¶ 6 Leave a comment on paragraph 6 0 Underneath all of the debate about the historical women’s culture was a pressing concern with contemporary feminism, which in part explains why the relationship between culture and politics has been so controversial. Dubois took Smith-Rosenberg to task for her description of a women’s culture that existed in isolation, rather than in relation to patriarchy, in other words being insufficiently attentive to relations of power, which “may forestall further inquiry into the system that structured women’s historical activity and shaped their oppression.” The consequences for women’s history of this tendency may be that it becomes “depoliticized and academic in the worst sense of the word.” Instead, she argues for a “political focus” as a way to keep women’s history connected to “the feminist perspective on contemporary society.” Buhle notes that current feminists difficulty accepting “values distasteful or disturbing to our generation: motherhood, the home, sentimental sisterhood, and purity” leads to rejection of the contributions of women’s culture. Sheoptimistically argues that while “we will not find feminist role models in the Gilded Age … we may find something ultimately more valuable. … The mediation between the presence of distinct cultural values and their transformation into a political arsenal for the self-advancement of a sex,” which suggests that women’s culture will in the present day result in the death of feminism.
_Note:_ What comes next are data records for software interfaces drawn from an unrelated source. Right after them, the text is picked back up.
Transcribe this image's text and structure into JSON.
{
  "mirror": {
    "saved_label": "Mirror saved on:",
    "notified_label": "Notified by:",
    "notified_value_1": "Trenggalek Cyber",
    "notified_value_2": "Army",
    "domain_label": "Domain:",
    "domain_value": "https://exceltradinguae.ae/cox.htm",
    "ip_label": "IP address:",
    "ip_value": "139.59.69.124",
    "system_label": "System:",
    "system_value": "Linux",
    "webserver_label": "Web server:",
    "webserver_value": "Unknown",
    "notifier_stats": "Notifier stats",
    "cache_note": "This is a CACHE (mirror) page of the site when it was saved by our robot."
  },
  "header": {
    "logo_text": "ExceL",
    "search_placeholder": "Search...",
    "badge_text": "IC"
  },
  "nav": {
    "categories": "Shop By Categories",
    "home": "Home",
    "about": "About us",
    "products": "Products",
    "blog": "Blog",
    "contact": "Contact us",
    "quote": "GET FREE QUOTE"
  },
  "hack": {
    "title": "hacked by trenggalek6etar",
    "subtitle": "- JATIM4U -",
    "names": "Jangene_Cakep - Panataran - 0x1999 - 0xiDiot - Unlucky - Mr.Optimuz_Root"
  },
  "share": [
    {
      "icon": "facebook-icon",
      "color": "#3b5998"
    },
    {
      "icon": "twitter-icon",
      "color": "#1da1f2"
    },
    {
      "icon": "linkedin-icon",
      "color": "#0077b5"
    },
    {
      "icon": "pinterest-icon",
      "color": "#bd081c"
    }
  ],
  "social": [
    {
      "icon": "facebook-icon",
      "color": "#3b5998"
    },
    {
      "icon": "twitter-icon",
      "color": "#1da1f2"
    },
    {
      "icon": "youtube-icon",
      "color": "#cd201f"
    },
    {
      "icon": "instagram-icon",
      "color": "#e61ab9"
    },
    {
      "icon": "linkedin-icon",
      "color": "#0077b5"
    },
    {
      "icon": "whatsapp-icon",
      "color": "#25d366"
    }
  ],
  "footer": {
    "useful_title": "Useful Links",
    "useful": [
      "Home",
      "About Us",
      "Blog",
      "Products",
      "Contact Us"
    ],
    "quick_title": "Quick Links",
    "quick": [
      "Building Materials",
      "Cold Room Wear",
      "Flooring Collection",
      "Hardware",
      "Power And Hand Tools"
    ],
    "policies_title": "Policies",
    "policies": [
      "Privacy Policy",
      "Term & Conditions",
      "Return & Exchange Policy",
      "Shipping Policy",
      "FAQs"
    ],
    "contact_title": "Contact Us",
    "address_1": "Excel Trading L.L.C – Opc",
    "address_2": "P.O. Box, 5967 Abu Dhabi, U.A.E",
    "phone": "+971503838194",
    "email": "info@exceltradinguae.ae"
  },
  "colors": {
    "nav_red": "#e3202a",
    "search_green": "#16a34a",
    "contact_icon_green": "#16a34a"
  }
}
Kaplan advocates de-coupling the relationship of culture and politics by focusing on economic power relations, which “illuminates women’s lives in ways that focusing solely on women’s culture or feminism does not.” Smith-Rosenberg finds Dubois’ fear that “women’s culture” will “lead us to withdraw from the struggle with and against men” unfounded and argues that it is only Dubois’ obfuscation of the terms feminism and women’s culture that allows her to conclude that women’s culture will result in “collaboration with dominant male power system.”
¶ 8 Leave a comment on paragraph 8 0  Judith R. Walkowitz, “Introduction,” Feminist Studies 6, no. 1 (1980):26. What Walkowitz omits is that they were also early members of the women’s liberation movement, with DuBois in the Chicago Women’s Liberation Union, Kaplan in Bread and Roses (Becoming historians James M. Banner, John R. Gillis), while Buhle was active in socialist feminism in Madison Wisconsin.